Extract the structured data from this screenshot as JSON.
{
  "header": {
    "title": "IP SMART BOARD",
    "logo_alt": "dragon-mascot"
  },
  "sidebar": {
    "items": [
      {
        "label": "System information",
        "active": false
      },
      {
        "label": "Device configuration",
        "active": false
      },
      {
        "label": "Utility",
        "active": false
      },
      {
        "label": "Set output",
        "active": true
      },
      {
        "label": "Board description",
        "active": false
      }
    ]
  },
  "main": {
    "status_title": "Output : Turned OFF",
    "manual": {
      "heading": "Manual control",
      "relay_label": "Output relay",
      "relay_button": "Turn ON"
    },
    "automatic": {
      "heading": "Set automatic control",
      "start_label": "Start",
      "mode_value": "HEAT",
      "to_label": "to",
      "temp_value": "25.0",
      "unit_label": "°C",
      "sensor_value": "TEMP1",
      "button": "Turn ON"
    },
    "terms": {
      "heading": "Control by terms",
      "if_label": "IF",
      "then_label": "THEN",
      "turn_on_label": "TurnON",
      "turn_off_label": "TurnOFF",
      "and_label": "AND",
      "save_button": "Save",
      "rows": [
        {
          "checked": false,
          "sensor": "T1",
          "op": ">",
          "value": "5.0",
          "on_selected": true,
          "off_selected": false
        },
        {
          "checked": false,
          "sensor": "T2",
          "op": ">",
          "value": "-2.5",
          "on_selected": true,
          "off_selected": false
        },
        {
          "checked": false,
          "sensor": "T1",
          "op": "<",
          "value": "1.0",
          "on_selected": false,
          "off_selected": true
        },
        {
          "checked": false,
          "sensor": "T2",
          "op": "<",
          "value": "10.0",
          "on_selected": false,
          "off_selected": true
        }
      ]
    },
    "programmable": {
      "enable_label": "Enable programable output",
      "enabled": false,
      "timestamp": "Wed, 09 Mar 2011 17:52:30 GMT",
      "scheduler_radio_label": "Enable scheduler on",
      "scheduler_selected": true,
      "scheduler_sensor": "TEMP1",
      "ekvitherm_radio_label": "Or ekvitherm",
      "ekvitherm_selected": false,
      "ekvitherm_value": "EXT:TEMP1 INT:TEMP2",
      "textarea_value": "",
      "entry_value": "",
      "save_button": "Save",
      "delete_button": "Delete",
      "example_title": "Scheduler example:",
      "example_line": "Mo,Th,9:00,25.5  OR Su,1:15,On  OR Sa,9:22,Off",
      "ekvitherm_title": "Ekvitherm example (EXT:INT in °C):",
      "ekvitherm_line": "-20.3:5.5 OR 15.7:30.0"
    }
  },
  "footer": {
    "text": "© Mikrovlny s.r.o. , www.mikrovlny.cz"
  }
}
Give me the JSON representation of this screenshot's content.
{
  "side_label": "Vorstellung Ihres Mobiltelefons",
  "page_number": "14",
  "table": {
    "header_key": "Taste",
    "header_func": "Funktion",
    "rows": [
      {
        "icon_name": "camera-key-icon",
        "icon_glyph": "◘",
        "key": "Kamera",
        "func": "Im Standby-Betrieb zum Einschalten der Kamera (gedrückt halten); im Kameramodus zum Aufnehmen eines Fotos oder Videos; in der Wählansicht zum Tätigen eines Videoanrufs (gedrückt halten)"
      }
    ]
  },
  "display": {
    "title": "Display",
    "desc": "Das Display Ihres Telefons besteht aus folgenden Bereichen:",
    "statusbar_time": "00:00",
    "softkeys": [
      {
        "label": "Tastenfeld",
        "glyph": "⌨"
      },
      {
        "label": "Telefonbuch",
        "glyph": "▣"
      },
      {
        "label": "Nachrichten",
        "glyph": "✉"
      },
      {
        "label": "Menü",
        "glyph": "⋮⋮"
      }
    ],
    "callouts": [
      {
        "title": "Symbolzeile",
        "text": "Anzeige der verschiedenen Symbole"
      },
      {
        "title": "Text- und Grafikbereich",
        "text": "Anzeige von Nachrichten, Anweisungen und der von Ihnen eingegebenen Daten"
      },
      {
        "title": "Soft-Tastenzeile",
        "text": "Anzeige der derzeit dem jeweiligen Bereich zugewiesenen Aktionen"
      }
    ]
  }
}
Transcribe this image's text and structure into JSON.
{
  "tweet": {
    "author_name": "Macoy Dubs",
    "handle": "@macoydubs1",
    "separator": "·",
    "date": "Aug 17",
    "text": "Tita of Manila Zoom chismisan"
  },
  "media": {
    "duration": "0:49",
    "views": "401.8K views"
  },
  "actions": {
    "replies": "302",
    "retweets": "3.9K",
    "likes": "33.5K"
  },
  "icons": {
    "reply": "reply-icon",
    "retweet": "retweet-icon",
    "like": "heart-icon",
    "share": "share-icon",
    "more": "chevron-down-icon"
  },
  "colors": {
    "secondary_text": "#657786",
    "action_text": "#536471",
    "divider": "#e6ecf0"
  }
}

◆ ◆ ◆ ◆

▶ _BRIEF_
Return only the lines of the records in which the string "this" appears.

▶ _FINISHED EXERCISE_
Extract the structured data from this screenshot as JSON.
Give me the JSON representation of this screenshot's content.
Transcribe this image's text and structure into JSON.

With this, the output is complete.